Excerpts from an interface dataset -
▬▬▬▬▬▬

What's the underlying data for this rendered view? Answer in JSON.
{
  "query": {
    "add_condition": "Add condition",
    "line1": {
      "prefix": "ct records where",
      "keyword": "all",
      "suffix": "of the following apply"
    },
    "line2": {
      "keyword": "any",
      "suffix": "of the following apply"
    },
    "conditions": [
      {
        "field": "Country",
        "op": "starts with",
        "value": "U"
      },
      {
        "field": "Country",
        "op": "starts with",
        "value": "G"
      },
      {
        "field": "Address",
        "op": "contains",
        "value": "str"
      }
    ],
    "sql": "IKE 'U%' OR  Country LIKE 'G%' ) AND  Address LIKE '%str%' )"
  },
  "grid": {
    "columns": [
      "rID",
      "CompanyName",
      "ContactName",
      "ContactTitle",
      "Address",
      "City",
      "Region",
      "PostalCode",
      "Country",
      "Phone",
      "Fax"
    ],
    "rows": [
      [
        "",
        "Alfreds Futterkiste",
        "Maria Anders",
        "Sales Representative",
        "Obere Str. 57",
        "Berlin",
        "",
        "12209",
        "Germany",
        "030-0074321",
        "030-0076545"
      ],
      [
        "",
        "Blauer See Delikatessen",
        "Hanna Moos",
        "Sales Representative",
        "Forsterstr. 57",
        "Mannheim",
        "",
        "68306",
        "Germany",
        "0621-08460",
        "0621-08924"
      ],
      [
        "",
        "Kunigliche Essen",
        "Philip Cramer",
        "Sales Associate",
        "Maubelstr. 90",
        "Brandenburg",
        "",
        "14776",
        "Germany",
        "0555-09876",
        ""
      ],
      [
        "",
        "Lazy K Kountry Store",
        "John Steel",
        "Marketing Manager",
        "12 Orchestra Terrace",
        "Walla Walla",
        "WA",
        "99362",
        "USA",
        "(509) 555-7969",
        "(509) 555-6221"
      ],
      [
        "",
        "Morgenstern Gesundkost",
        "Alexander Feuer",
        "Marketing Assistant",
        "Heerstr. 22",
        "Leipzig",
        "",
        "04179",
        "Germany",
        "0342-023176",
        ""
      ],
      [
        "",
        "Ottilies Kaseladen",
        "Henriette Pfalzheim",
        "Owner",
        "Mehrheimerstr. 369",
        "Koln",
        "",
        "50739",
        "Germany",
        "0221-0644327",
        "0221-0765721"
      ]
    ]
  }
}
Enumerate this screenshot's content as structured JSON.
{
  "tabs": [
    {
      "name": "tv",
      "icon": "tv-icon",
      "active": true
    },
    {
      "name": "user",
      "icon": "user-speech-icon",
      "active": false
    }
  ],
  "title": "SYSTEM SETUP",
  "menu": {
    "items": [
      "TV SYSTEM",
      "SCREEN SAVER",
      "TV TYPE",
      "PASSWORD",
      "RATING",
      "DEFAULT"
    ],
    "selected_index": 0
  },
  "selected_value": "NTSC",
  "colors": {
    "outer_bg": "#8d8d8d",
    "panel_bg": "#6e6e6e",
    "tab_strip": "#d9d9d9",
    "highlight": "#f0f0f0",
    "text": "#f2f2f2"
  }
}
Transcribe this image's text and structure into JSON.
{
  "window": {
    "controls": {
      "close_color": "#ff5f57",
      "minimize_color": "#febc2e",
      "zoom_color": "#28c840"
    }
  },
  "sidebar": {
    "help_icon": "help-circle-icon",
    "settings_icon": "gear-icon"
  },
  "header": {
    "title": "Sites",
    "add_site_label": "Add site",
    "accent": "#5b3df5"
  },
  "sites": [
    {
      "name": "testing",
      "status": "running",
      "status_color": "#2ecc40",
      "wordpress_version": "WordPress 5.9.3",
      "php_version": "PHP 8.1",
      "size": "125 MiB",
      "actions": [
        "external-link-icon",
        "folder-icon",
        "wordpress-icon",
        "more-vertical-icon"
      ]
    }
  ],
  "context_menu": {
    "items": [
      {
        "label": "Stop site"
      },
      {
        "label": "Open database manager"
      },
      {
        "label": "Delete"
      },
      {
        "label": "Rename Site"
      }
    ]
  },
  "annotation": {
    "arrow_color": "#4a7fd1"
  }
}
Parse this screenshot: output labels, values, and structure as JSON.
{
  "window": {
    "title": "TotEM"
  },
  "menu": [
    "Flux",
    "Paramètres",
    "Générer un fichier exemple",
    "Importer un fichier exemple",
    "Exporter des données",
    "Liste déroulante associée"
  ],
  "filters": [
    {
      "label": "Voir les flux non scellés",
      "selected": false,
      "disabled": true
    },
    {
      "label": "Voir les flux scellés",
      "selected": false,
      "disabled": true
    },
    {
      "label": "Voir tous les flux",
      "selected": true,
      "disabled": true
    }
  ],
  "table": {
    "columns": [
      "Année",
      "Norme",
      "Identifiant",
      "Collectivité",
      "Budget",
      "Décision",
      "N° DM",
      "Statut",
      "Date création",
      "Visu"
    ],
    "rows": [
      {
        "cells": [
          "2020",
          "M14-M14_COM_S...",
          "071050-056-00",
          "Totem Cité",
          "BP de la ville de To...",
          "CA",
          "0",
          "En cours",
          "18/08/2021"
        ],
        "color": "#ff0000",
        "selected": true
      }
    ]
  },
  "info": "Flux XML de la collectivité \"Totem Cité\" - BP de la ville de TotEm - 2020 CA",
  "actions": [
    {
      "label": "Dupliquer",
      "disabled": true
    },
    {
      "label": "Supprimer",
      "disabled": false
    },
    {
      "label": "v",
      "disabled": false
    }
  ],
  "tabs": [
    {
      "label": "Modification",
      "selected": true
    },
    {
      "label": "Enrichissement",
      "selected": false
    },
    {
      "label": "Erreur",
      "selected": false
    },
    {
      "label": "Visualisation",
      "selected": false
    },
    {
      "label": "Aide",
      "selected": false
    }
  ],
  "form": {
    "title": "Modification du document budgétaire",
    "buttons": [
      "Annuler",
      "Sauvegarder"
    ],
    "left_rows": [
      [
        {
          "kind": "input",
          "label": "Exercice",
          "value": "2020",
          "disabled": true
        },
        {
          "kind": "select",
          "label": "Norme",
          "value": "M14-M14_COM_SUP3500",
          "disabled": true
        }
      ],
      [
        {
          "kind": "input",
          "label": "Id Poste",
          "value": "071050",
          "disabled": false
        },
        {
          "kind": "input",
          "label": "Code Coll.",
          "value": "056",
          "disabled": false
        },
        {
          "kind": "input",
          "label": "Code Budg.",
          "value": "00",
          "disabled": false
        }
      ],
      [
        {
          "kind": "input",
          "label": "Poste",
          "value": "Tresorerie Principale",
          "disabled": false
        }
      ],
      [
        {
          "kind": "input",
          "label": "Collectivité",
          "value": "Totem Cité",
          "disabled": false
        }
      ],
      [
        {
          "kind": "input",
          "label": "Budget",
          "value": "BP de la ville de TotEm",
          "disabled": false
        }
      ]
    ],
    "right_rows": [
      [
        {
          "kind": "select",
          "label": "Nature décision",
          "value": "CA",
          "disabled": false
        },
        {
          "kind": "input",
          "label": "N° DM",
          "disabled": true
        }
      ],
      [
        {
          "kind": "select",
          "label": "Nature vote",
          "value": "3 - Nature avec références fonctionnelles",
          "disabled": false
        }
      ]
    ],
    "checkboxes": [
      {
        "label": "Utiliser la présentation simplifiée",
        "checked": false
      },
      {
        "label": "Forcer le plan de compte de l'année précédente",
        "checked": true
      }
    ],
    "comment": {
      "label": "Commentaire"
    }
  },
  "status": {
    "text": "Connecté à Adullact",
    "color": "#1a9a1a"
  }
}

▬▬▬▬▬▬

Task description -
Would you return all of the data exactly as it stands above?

Solution -
What's the underlying data for this rendered view? Answer in JSON.
{
  "query": {
    "add_condition": "Add condition",
    "line1": {
      "prefix": "ct records where",
      "keyword": "all",
      "suffix": "of the following apply"
    },
    "line2": {
      "keyword": "any",
      "suffix": "of the following apply"
    },
    "conditions": [
      {
        "field": "Country",
        "op": "starts with",
        "value": "U"
      },
      {
        "field": "Country",
        "op": "starts with",
        "value": "G"
      },
      {
        "field": "Address",
        "op": "contains",
        "value": "str"
      }
    ],
    "sql": "IKE 'U%' OR  Country LIKE 'G%' ) AND  Address LIKE '%str%' )"
  },
  "grid": {
    "columns": [
      "rID",
      "CompanyName",
      "ContactName",
      "ContactTitle",
      "Address",
      "City",
      "Region",
      "PostalCode",
      "Country",
      "Phone",
      "Fax"
    ],
    "rows": [
      [
        "",
        "Alfreds Futterkiste",
        "Maria Anders",
        "Sales Representative",
        "Obere Str. 57",
        "Berlin",
        "",
        "12209",
        "Germany",
        "030-0074321",
        "030-0076545"
      ],
      [
        "",
        "Blauer See Delikatessen",
        "Hanna Moos",
        "Sales Representative",
        "Forsterstr. 57",
        "Mannheim",
        "",
        "68306",
        "Germany",
        "0621-08460",
        "0621-08924"
      ],
      [
        "",
        "Kunigliche Essen",
        "Philip Cramer",
        "Sales Associate",
        "Maubelstr. 90",
        "Brandenburg",
        "",
        "14776",
        "Germany",
        "0555-09876",
        ""
      ],
      [
        "",
        "Lazy K Kountry Store",
        "John Steel",
        "Marketing Manager",
        "12 Orchestra Terrace",
        "Walla Walla",
        "WA",
        "99362",
        "USA",
        "(509) 555-7969",
        "(509) 555-6221"
      ],
      [
        "",
        "Morgenstern Gesundkost",
        "Alexander Feuer",
        "Marketing Assistant",
        "Heerstr. 22",
        "Leipzig",
        "",
        "04179",
        "Germany",
        "0342-023176",
        ""
      ],
      [
        "",
        "Ottilies Kaseladen",
        "Henriette Pfalzheim",
        "Owner",
        "Mehrheimerstr. 369",
        "Koln",
        "",
        "50739",
        "Germany",
        "0221-0644327",
        "0221-0765721"
      ]
    ]
  }
}
Enumerate this screenshot's content as structured JSON.
{
  "tabs": [
    {
      "name": "tv",
      "icon": "tv-icon",
      "active": true
    },
    {
      "name": "user",
      "icon": "user-speech-icon",
      "active": false
    }
  ],
  "title": "SYSTEM SETUP",
  "menu": {
    "items": [
      "TV SYSTEM",
      "SCREEN SAVER",
      "TV TYPE",
      "PASSWORD",
      "RATING",
      "DEFAULT"
    ],
    "selected_index": 0
  },
  "selected_value": "NTSC",
  "colors": {
    "outer_bg": "#8d8d8d",
    "panel_bg": "#6e6e6e",
    "tab_strip": "#d9d9d9",
    "highlight": "#f0f0f0",
    "text": "#f2f2f2"
  }
}
Transcribe this image's text and structure into JSON.
{
  "window": {
    "controls": {
      "close_color": "#ff5f57",
      "minimize_color": "#febc2e",
      "zoom_color": "#28c840"
    }
  },
  "sidebar": {
    "help_icon": "help-circle-icon",
    "settings_icon": "gear-icon"
  },
  "header": {
    "title": "Sites",
    "add_site_label": "Add site",
    "accent": "#5b3df5"
  },
  "sites": [
    {
      "name": "testing",
      "status": "running",
      "status_color": "#2ecc40",
      "wordpress_version": "WordPress 5.9.3",
      "php_version": "PHP 8.1",
      "size": "125 MiB",
      "actions": [
        "external-link-icon",
        "folder-icon",
        "wordpress-icon",
        "more-vertical-icon"
      ]
    }
  ],
  "context_menu": {
    "items": [
      {
        "label": "Stop site"
      },
      {
        "label": "Open database manager"
      },
      {
        "label": "Delete"
      },
      {
        "label": "Rename Site"
      }
    ]
  },
  "annotation": {
    "arrow_color": "#4a7fd1"
  }
}
Parse this screenshot: output labels, values, and structure as JSON.
{
  "window": {
    "title": "TotEM"
  },
  "menu": [
    "Flux",
    "Paramètres",
    "Générer un fichier exemple",
    "Importer un fichier exemple",
    "Exporter des données",
    "Liste déroulante associée"
  ],
  "filters": [
    {
      "label": "Voir les flux non scellés",
      "selected": false,
      "disabled": true
    },
    {
      "label": "Voir les flux scellés",
      "selected": false,
      "disabled": true
    },
    {
      "label": "Voir tous les flux",
      "selected": true,
      "disabled": true
    }
  ],
  "table": {
    "columns": [
      "Année",
      "Norme",
      "Identifiant",
      "Collectivité",
      "Budget",
      "Décision",
      "N° DM",
      "Statut",
      "Date création",
      "Visu"
    ],
    "rows": [
      {
        "cells": [
          "2020",
          "M14-M14_COM_S...",
          "071050-056-00",
          "Totem Cité",
          "BP de la ville de To...",
          "CA",
          "0",
          "En cours",
          "18/08/2021"
        ],
        "color": "#ff0000",
        "selected": true
      }
    ]
  },
  "info": "Flux XML de la collectivité \"Totem Cité\" - BP de la ville de TotEm - 2020 CA",
  "actions": [
    {
      "label": "Dupliquer",
      "disabled": true
    },
    {
      "label": "Supprimer",
      "disabled": false
    },
    {
      "label": "v",
      "disabled": false
    }
  ],
  "tabs": [
    {
      "label": "Modification",
      "selected": true
    },
    {
      "label": "Enrichissement",
      "selected": false
    },
    {
      "label": "Erreur",
      "selected": false
    },
    {
      "label": "Visualisation",
      "selected": false
    },
    {
      "label": "Aide",
      "selected": false
    }
  ],
  "form": {
    "title": "Modification du document budgétaire",
    "buttons": [
      "Annuler",
      "Sauvegarder"
    ],
    "left_rows": [
      [
        {
          "kind": "input",
          "label": "Exercice",
          "value": "2020",
          "disabled": true
        },
        {
          "kind": "select",
          "label": "Norme",
          "value": "M14-M14_COM_SUP3500",
          "disabled": true
        }
      ],
      [
        {
          "kind": "input",
          "label": "Id Poste",
          "value": "071050",
          "disabled": false
        },
        {
          "kind": "input",
          "label": "Code Coll.",
          "value": "056",
          "disabled": false
        },
        {
          "kind": "input",
          "label": "Code Budg.",
          "value": "00",
          "disabled": false
        }
      ],
      [
        {
          "kind": "input",
          "label": "Poste",
          "value": "Tresorerie Principale",
          "disabled": false
        }
      ],
      [
        {
          "kind": "input",
          "label": "Collectivité",
          "value": "Totem Cité",
          "disabled": false
        }
      ],
      [
        {
          "kind": "input",
          "label": "Budget",
          "value": "BP de la ville de TotEm",
          "disabled": false
        }
      ]
    ],
    "right_rows": [
      [
        {
          "kind": "select",
          "label": "Nature décision",
          "value": "CA",
          "disabled": false
        },
        {
          "kind": "input",
          "label": "N° DM",
          "disabled": true
        }
      ],
      [
        {
          "kind": "select",
          "label": "Nature vote",
          "value": "3 - Nature avec références fonctionnelles",
          "disabled": false
        }
      ]
    ],
    "checkboxes": [
      {
        "label": "Utiliser la présentation simplifiée",
        "checked": false
      },
      {
        "label": "Forcer le plan de compte de l'année précédente",
        "checked": true
      }
    ],
    "comment": {
      "label": "Commentaire"
    }
  },
  "status": {
    "text": "Connecté à Adullact",
    "color": "#1a9a1a"
  }
}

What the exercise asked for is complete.